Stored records
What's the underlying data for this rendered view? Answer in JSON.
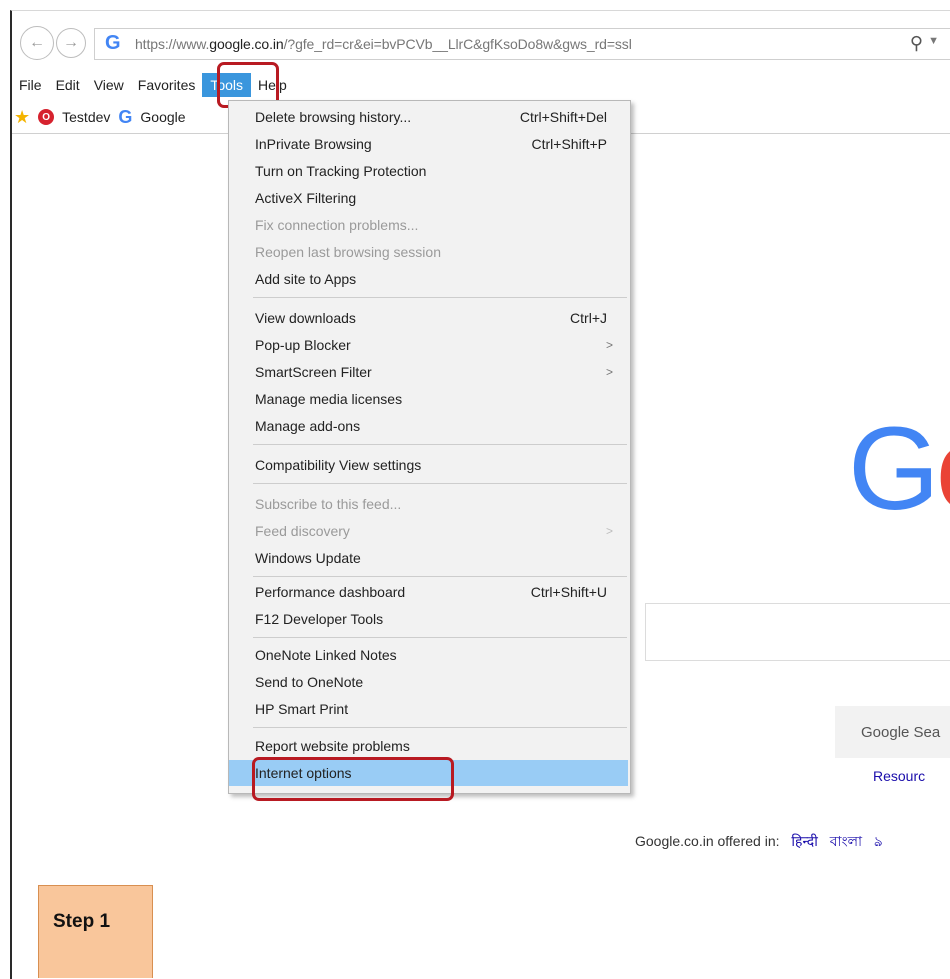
{
  "browser": {
    "url_prefix": "https://www.",
    "url_domain": "google.co.in",
    "url_suffix": "/?gfe_rd=cr&ei=bvPCVb__LlrC&gfKsoDo8w&gws_rd=ssl",
    "favicon": "G",
    "search_icon": "search-icon"
  },
  "menubar": {
    "items": [
      "File",
      "Edit",
      "View",
      "Favorites",
      "Tools",
      "Help"
    ]
  },
  "favorites": {
    "items": [
      "Testdev",
      "Google"
    ]
  },
  "tools_menu": {
    "items": [
      {
        "label": "Delete browsing history...",
        "shortcut": "Ctrl+Shift+Del"
      },
      {
        "label": "InPrivate Browsing",
        "shortcut": "Ctrl+Shift+P"
      },
      {
        "label": "Turn on Tracking Protection"
      },
      {
        "label": "ActiveX Filtering"
      },
      {
        "label": "Fix connection problems...",
        "disabled": true
      },
      {
        "label": "Reopen last browsing session",
        "disabled": true
      },
      {
        "label": "Add site to Apps"
      },
      {
        "label": "View downloads",
        "shortcut": "Ctrl+J"
      },
      {
        "label": "Pop-up Blocker",
        "submenu": ">"
      },
      {
        "label": "SmartScreen Filter",
        "submenu": ">"
      },
      {
        "label": "Manage media licenses"
      },
      {
        "label": "Manage add-ons"
      },
      {
        "label": "Compatibility View settings"
      },
      {
        "label": "Subscribe to this feed...",
        "disabled": true
      },
      {
        "label": "Feed discovery",
        "disabled": true,
        "submenu": ">"
      },
      {
        "label": "Windows Update"
      },
      {
        "label": "Performance dashboard",
        "shortcut": "Ctrl+Shift+U"
      },
      {
        "label": "F12 Developer Tools"
      },
      {
        "label": "OneNote Linked Notes"
      },
      {
        "label": "Send to OneNote"
      },
      {
        "label": "HP Smart Print"
      },
      {
        "label": "Report website problems"
      },
      {
        "label": "Internet options",
        "selected": true
      }
    ]
  },
  "google": {
    "logo_partial": "Go",
    "search_button": "Google Sea",
    "resources_link": "Resourc",
    "offered_in": "Google.co.in offered in:",
    "languages": [
      "हिन्दी",
      "বাংলা",
      "ঌ"
    ]
  },
  "step_label": "Step 1",
  "colors": {
    "highlight_red": "#b81a22",
    "menu_selected": "#99ccf5",
    "tools_active": "#3a96dd",
    "step_fill": "#f9c69b"
  }
}
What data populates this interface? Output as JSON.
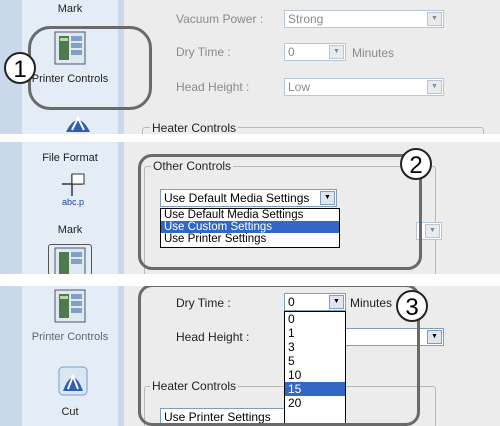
{
  "panel1": {
    "sidebar": {
      "mark_label": "Mark",
      "printer_controls_label": "Printer Controls"
    },
    "vacuum_power": {
      "label": "Vacuum Power :",
      "value": "Strong"
    },
    "dry_time": {
      "label": "Dry Time :",
      "value": "0",
      "unit": "Minutes"
    },
    "head_height": {
      "label": "Head Height :",
      "value": "Low"
    },
    "heater_controls_title": "Heater Controls",
    "callout_number": "1"
  },
  "panel2": {
    "sidebar": {
      "file_format_label": "File Format",
      "mark_label": "Mark"
    },
    "other_controls_title": "Other Controls",
    "media_settings": {
      "value": "Use Default Media Settings",
      "options": [
        "Use Default Media Settings",
        "Use Custom Settings",
        "Use Printer Settings"
      ],
      "highlighted": "Use Custom Settings"
    },
    "callout_number": "2"
  },
  "panel3": {
    "sidebar": {
      "printer_controls_label": "Printer Controls",
      "cut_label": "Cut"
    },
    "dry_time": {
      "label": "Dry Time :",
      "value": "0",
      "unit": "Minutes",
      "options": [
        "0",
        "1",
        "3",
        "5",
        "10",
        "15",
        "20"
      ],
      "highlighted": "15"
    },
    "head_height": {
      "label": "Head Height :"
    },
    "heater_controls_title": "Heater Controls",
    "bottom_combo_value": "Use Printer Settings",
    "callout_number": "3"
  }
}
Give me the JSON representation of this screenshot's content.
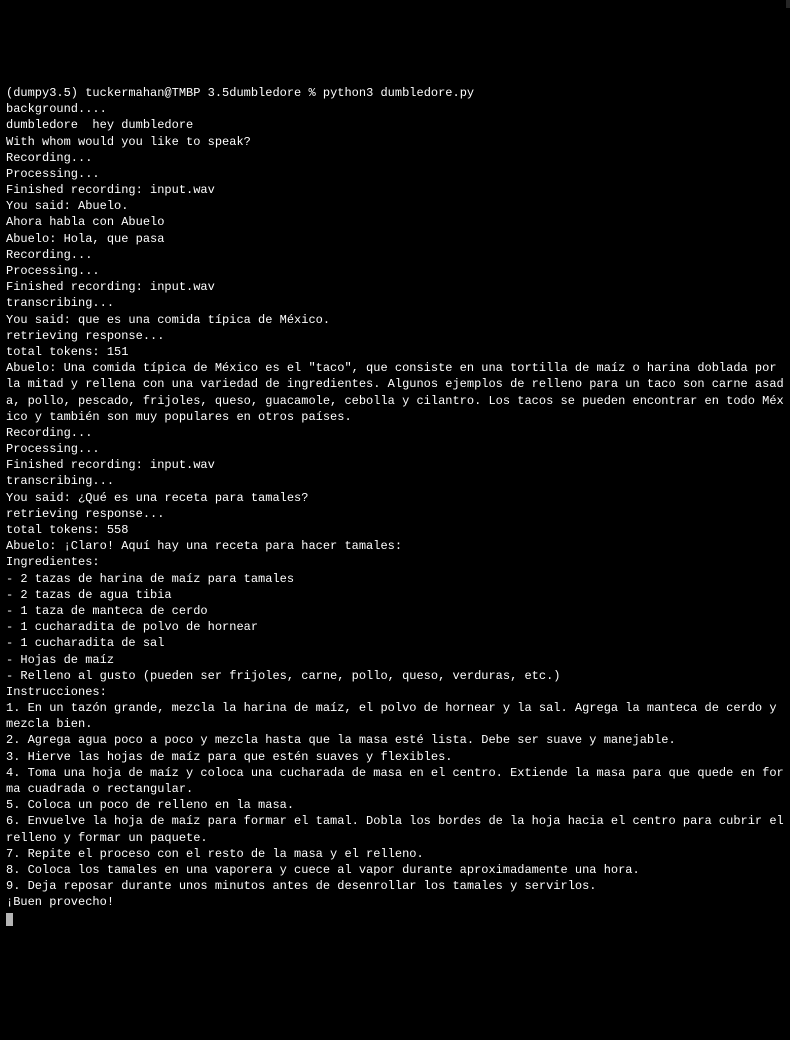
{
  "prompt": {
    "env": "(dumpy3.5)",
    "userhost": "tuckermahan@TMBP",
    "dir": "3.5dumbledore",
    "symbol": "%",
    "command": "python3 dumbledore.py"
  },
  "lines": [
    "background....",
    "dumbledore  hey dumbledore",
    "With whom would you like to speak?",
    "Recording...",
    "Processing...",
    "Finished recording: input.wav",
    "You said: Abuelo.",
    "Ahora habla con Abuelo",
    "Abuelo: Hola, que pasa",
    "Recording...",
    "Processing...",
    "Finished recording: input.wav",
    "transcribing...",
    "You said: que es una comida típica de México.",
    "retrieving response...",
    "total tokens: 151",
    "Abuelo: Una comida típica de México es el \"taco\", que consiste en una tortilla de maíz o harina doblada por la mitad y rellena con una variedad de ingredientes. Algunos ejemplos de relleno para un taco son carne asada, pollo, pescado, frijoles, queso, guacamole, cebolla y cilantro. Los tacos se pueden encontrar en todo México y también son muy populares en otros países.",
    "Recording...",
    "Processing...",
    "Finished recording: input.wav",
    "transcribing...",
    "You said: ¿Qué es una receta para tamales?",
    "retrieving response...",
    "total tokens: 558",
    "Abuelo: ¡Claro! Aquí hay una receta para hacer tamales:",
    "",
    "Ingredientes:",
    "- 2 tazas de harina de maíz para tamales",
    "- 2 tazas de agua tibia",
    "- 1 taza de manteca de cerdo",
    "- 1 cucharadita de polvo de hornear",
    "- 1 cucharadita de sal",
    "- Hojas de maíz",
    "- Relleno al gusto (pueden ser frijoles, carne, pollo, queso, verduras, etc.)",
    "",
    "Instrucciones:",
    "1. En un tazón grande, mezcla la harina de maíz, el polvo de hornear y la sal. Agrega la manteca de cerdo y mezcla bien.",
    "2. Agrega agua poco a poco y mezcla hasta que la masa esté lista. Debe ser suave y manejable.",
    "3. Hierve las hojas de maíz para que estén suaves y flexibles.",
    "4. Toma una hoja de maíz y coloca una cucharada de masa en el centro. Extiende la masa para que quede en forma cuadrada o rectangular.",
    "5. Coloca un poco de relleno en la masa.",
    "6. Envuelve la hoja de maíz para formar el tamal. Dobla los bordes de la hoja hacia el centro para cubrir el relleno y formar un paquete.",
    "7. Repite el proceso con el resto de la masa y el relleno.",
    "8. Coloca los tamales en una vaporera y cuece al vapor durante aproximadamente una hora.",
    "9. Deja reposar durante unos minutos antes de desenrollar los tamales y servirlos.",
    "",
    "¡Buen provecho!"
  ]
}
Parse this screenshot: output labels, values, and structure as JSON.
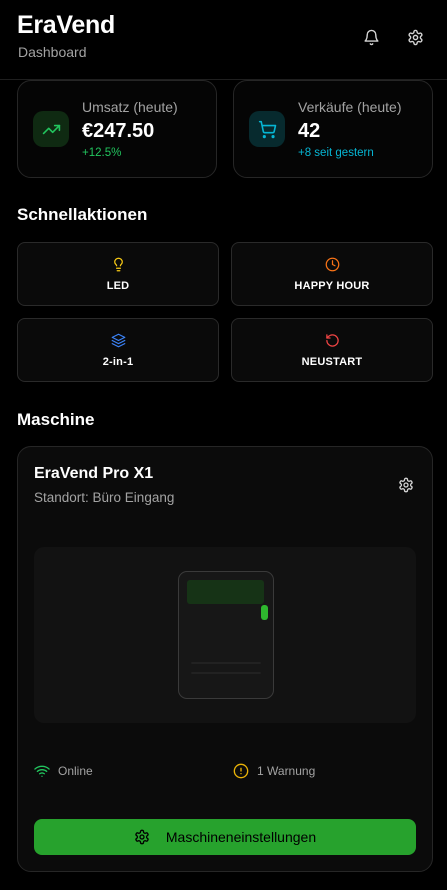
{
  "header": {
    "title": "EraVend",
    "subtitle": "Dashboard",
    "icons": [
      "bell-icon",
      "gear-icon"
    ]
  },
  "stats": [
    {
      "label": "Umsatz (heute)",
      "value": "€247.50",
      "delta": "+12.5%",
      "icon": "trending-up-icon",
      "accent": "#22c55e"
    },
    {
      "label": "Verkäufe (heute)",
      "value": "42",
      "delta": "+8 seit gestern",
      "icon": "cart-icon",
      "accent": "#06b6d4"
    }
  ],
  "quick_actions": {
    "title": "Schnellaktionen",
    "items": [
      {
        "label": "LED",
        "icon": "lightbulb-icon",
        "color": "#facc15"
      },
      {
        "label": "HAPPY HOUR",
        "icon": "clock-icon",
        "color": "#f97316"
      },
      {
        "label": "2-in-1",
        "icon": "layers-icon",
        "color": "#3b82f6"
      },
      {
        "label": "NEUSTART",
        "icon": "rotate-icon",
        "color": "#ef4444"
      }
    ]
  },
  "machine": {
    "section_title": "Maschine",
    "name": "EraVend Pro X1",
    "location": "Standort: Büro Eingang",
    "status_online": "Online",
    "status_warning": "1 Warnung",
    "settings_button": "Maschineneinstellungen",
    "colors": {
      "online": "#22c55e",
      "warning": "#eab308",
      "button": "#27a22d"
    }
  }
}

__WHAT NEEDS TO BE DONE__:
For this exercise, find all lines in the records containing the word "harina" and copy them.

__SOLUTION__:
    "Abuelo: Una comida típica de México es el \"taco\", que consiste en una tortilla de maíz o harina doblada por la mitad y rellena con una variedad de ingredientes. Algunos ejemplos de relleno para un taco son carne asada, pollo, pescado, frijoles, queso, guacamole, cebolla y cilantro. Los tacos se pueden encontrar en todo México y también son muy populares en otros países.",
    "- 2 tazas de harina de maíz para tamales",
    "1. En un tazón grande, mezcla la harina de maíz, el polvo de hornear y la sal. Agrega la manteca de cerdo y mezcla bien.",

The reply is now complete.